The result should be every line of the listing that contains "ylabel".

### Listed entries
========
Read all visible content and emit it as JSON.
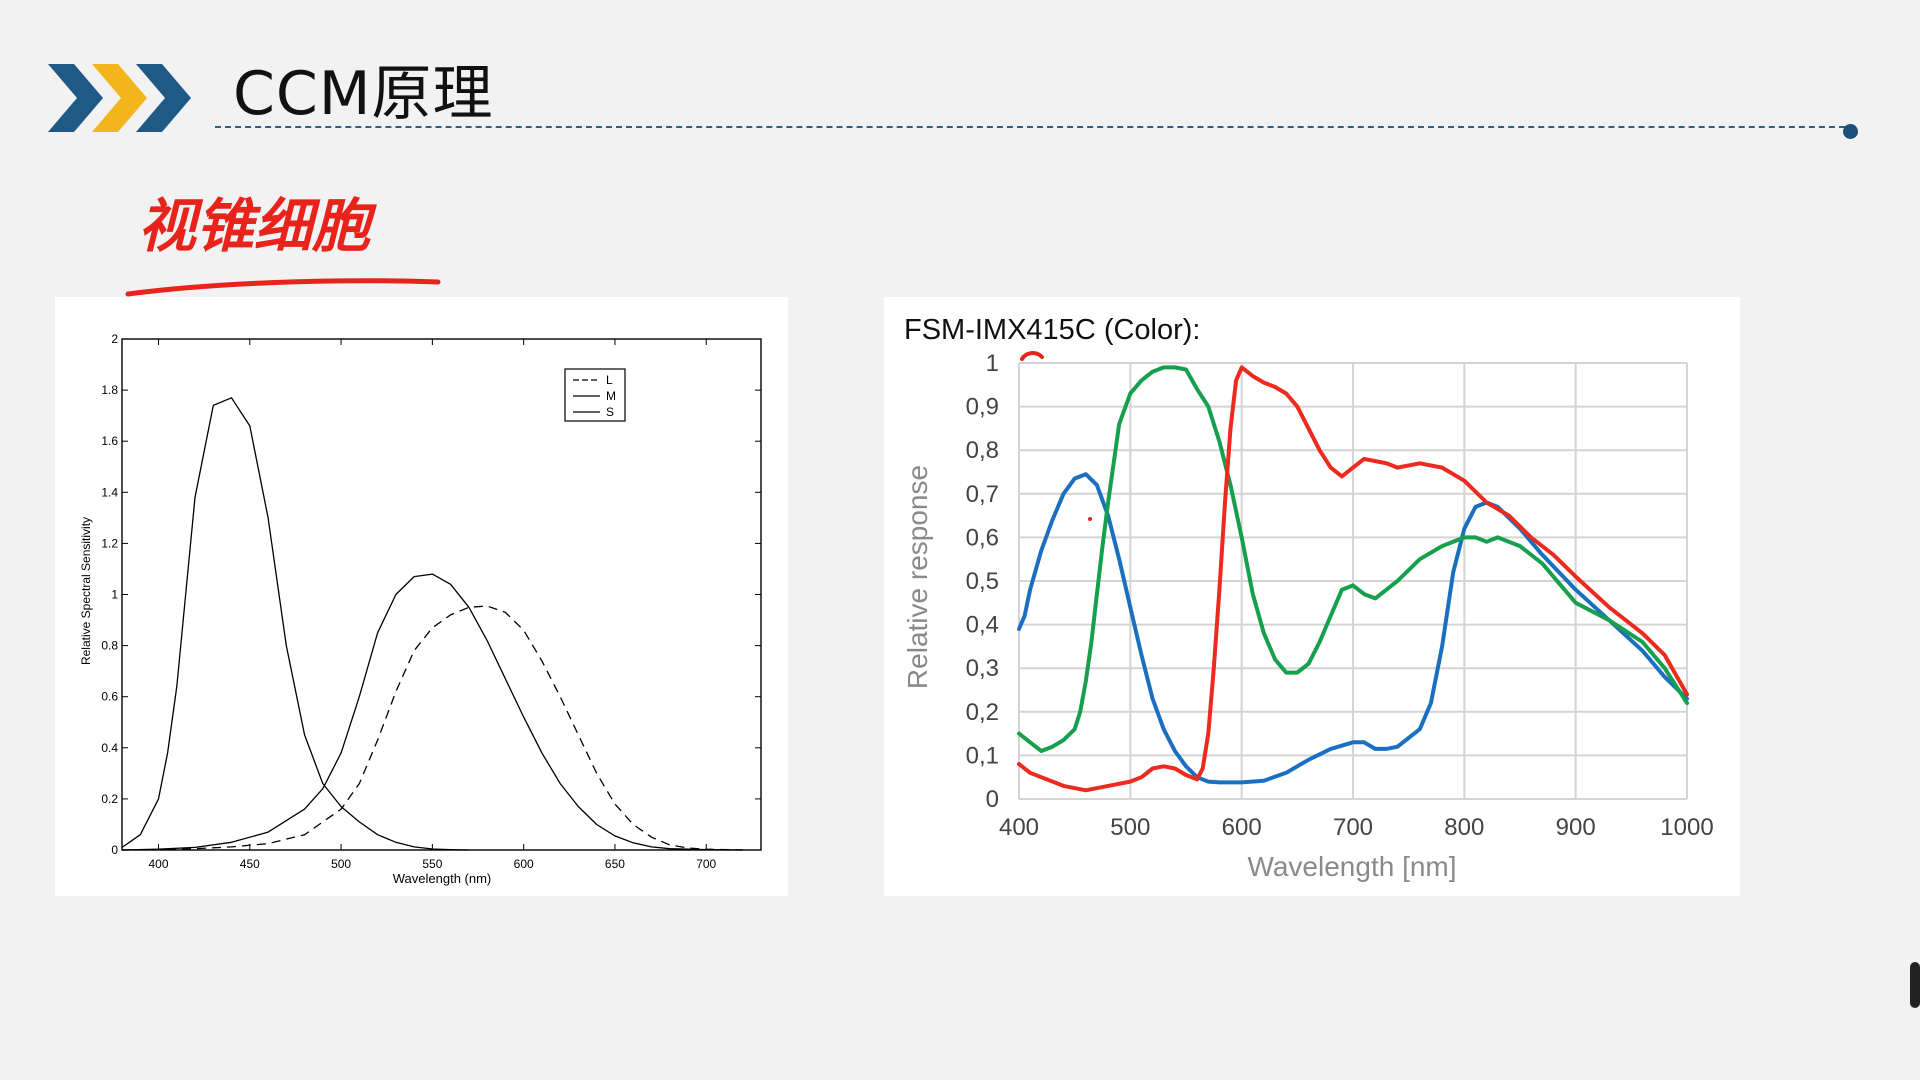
{
  "slide": {
    "title": "CCM原理",
    "annotation": "视锥细胞"
  },
  "colors": {
    "chevron_blue": "#1f5a86",
    "chevron_yellow": "#f2b51c",
    "rule": "#2e5f82",
    "annotation_red": "#e8231b",
    "sensor_red": "#ec2a1e",
    "sensor_green": "#16a04d",
    "sensor_blue": "#1b6fc0"
  },
  "chart_data": [
    {
      "type": "line",
      "title": "",
      "xlabel": "Wavelength (nm)",
      "ylabel": "Relative Spectral Sensitivity",
      "xlim": [
        380,
        730
      ],
      "ylim": [
        0,
        2
      ],
      "x_ticks": [
        400,
        450,
        500,
        550,
        600,
        650,
        700
      ],
      "x_tick_labels": [
        "400",
        "450",
        "500",
        "550",
        "600",
        "650",
        "700"
      ],
      "y_ticks": [
        0,
        0.2,
        0.4,
        0.6,
        0.8,
        1,
        1.2,
        1.4,
        1.6,
        1.8,
        2
      ],
      "y_tick_labels": [
        "0",
        "0.2",
        "0.4",
        "0.6",
        "0.8",
        "1",
        "1.2",
        "1.4",
        "1.6",
        "1.8",
        "2"
      ],
      "grid": false,
      "legend": "top-right",
      "series": [
        {
          "name": "L",
          "style": "dashed",
          "x": [
            380,
            400,
            420,
            440,
            460,
            480,
            500,
            510,
            520,
            530,
            540,
            550,
            560,
            570,
            580,
            590,
            600,
            610,
            620,
            630,
            640,
            650,
            660,
            670,
            680,
            690,
            700,
            720
          ],
          "y": [
            0,
            0.002,
            0.005,
            0.012,
            0.025,
            0.06,
            0.16,
            0.26,
            0.43,
            0.62,
            0.78,
            0.87,
            0.92,
            0.95,
            0.955,
            0.93,
            0.86,
            0.74,
            0.6,
            0.45,
            0.3,
            0.18,
            0.1,
            0.05,
            0.02,
            0.008,
            0.003,
            0
          ]
        },
        {
          "name": "M",
          "style": "solid",
          "x": [
            380,
            400,
            420,
            440,
            460,
            480,
            490,
            500,
            510,
            520,
            530,
            540,
            550,
            560,
            570,
            580,
            590,
            600,
            610,
            620,
            630,
            640,
            650,
            660,
            670,
            680,
            700,
            720
          ],
          "y": [
            0,
            0.003,
            0.01,
            0.03,
            0.07,
            0.16,
            0.24,
            0.38,
            0.6,
            0.85,
            1.0,
            1.07,
            1.08,
            1.04,
            0.95,
            0.82,
            0.67,
            0.52,
            0.38,
            0.26,
            0.17,
            0.1,
            0.055,
            0.028,
            0.012,
            0.005,
            0.001,
            0
          ]
        },
        {
          "name": "S",
          "style": "solid",
          "x": [
            380,
            390,
            400,
            405,
            410,
            420,
            430,
            440,
            450,
            460,
            470,
            480,
            490,
            500,
            510,
            520,
            530,
            540,
            550,
            560,
            570
          ],
          "y": [
            0.01,
            0.06,
            0.2,
            0.38,
            0.64,
            1.38,
            1.74,
            1.77,
            1.66,
            1.3,
            0.8,
            0.45,
            0.26,
            0.17,
            0.11,
            0.06,
            0.03,
            0.012,
            0.004,
            0.001,
            0
          ]
        }
      ]
    },
    {
      "type": "line",
      "title": "FSM-IMX415C (Color):",
      "xlabel": "Wavelength [nm]",
      "ylabel": "Relative response",
      "xlim": [
        400,
        1000
      ],
      "ylim": [
        0,
        1
      ],
      "x_ticks": [
        400,
        500,
        600,
        700,
        800,
        900,
        1000
      ],
      "x_tick_labels": [
        "400",
        "500",
        "600",
        "700",
        "800",
        "900",
        "1000"
      ],
      "y_ticks": [
        0,
        0.1,
        0.2,
        0.3,
        0.4,
        0.5,
        0.6,
        0.7,
        0.8,
        0.9,
        1
      ],
      "y_tick_labels": [
        "0",
        "0,1",
        "0,2",
        "0,3",
        "0,4",
        "0,5",
        "0,6",
        "0,7",
        "0,8",
        "0,9",
        "1"
      ],
      "grid": true,
      "legend": "none",
      "series": [
        {
          "color": "blue",
          "x": [
            400,
            405,
            410,
            420,
            430,
            440,
            450,
            460,
            470,
            480,
            490,
            500,
            510,
            520,
            530,
            540,
            550,
            560,
            570,
            580,
            600,
            620,
            640,
            660,
            680,
            700,
            710,
            720,
            730,
            740,
            760,
            770,
            780,
            790,
            800,
            810,
            820,
            830,
            850,
            870,
            900,
            930,
            960,
            980,
            1000
          ],
          "y": [
            0.39,
            0.42,
            0.48,
            0.57,
            0.64,
            0.7,
            0.735,
            0.745,
            0.72,
            0.65,
            0.55,
            0.44,
            0.33,
            0.23,
            0.16,
            0.11,
            0.075,
            0.05,
            0.04,
            0.038,
            0.038,
            0.042,
            0.06,
            0.09,
            0.115,
            0.13,
            0.13,
            0.115,
            0.115,
            0.12,
            0.16,
            0.22,
            0.35,
            0.52,
            0.62,
            0.67,
            0.68,
            0.67,
            0.62,
            0.56,
            0.48,
            0.41,
            0.34,
            0.28,
            0.23
          ]
        },
        {
          "color": "green",
          "x": [
            400,
            410,
            420,
            430,
            440,
            450,
            455,
            460,
            465,
            470,
            475,
            480,
            490,
            500,
            510,
            520,
            530,
            540,
            550,
            560,
            570,
            580,
            590,
            600,
            610,
            620,
            630,
            640,
            650,
            660,
            670,
            680,
            690,
            700,
            710,
            720,
            730,
            740,
            760,
            780,
            800,
            810,
            820,
            830,
            850,
            870,
            900,
            930,
            960,
            980,
            1000
          ],
          "y": [
            0.15,
            0.13,
            0.11,
            0.12,
            0.135,
            0.16,
            0.2,
            0.27,
            0.36,
            0.47,
            0.58,
            0.68,
            0.86,
            0.93,
            0.96,
            0.98,
            0.99,
            0.99,
            0.985,
            0.94,
            0.9,
            0.82,
            0.72,
            0.6,
            0.47,
            0.38,
            0.32,
            0.29,
            0.29,
            0.31,
            0.36,
            0.42,
            0.48,
            0.49,
            0.47,
            0.46,
            0.48,
            0.5,
            0.55,
            0.58,
            0.6,
            0.6,
            0.59,
            0.6,
            0.58,
            0.54,
            0.45,
            0.41,
            0.36,
            0.3,
            0.22
          ]
        },
        {
          "color": "red",
          "x": [
            400,
            410,
            420,
            440,
            460,
            480,
            500,
            510,
            520,
            530,
            540,
            550,
            555,
            560,
            565,
            570,
            575,
            580,
            585,
            590,
            595,
            600,
            610,
            620,
            630,
            640,
            650,
            660,
            670,
            680,
            690,
            700,
            710,
            720,
            730,
            740,
            760,
            780,
            800,
            820,
            840,
            860,
            880,
            900,
            930,
            960,
            980,
            1000
          ],
          "y": [
            0.08,
            0.06,
            0.05,
            0.03,
            0.02,
            0.03,
            0.04,
            0.05,
            0.07,
            0.075,
            0.07,
            0.055,
            0.05,
            0.045,
            0.07,
            0.15,
            0.3,
            0.48,
            0.68,
            0.85,
            0.96,
            0.99,
            0.97,
            0.955,
            0.945,
            0.93,
            0.9,
            0.85,
            0.8,
            0.76,
            0.74,
            0.76,
            0.78,
            0.775,
            0.77,
            0.76,
            0.77,
            0.76,
            0.73,
            0.68,
            0.65,
            0.6,
            0.56,
            0.51,
            0.44,
            0.38,
            0.33,
            0.24
          ]
        }
      ]
    }
  ]
}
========
### Response area
      "ylabel": "Relative Spectral Sensitivity",
      "ylabel": "Relative response",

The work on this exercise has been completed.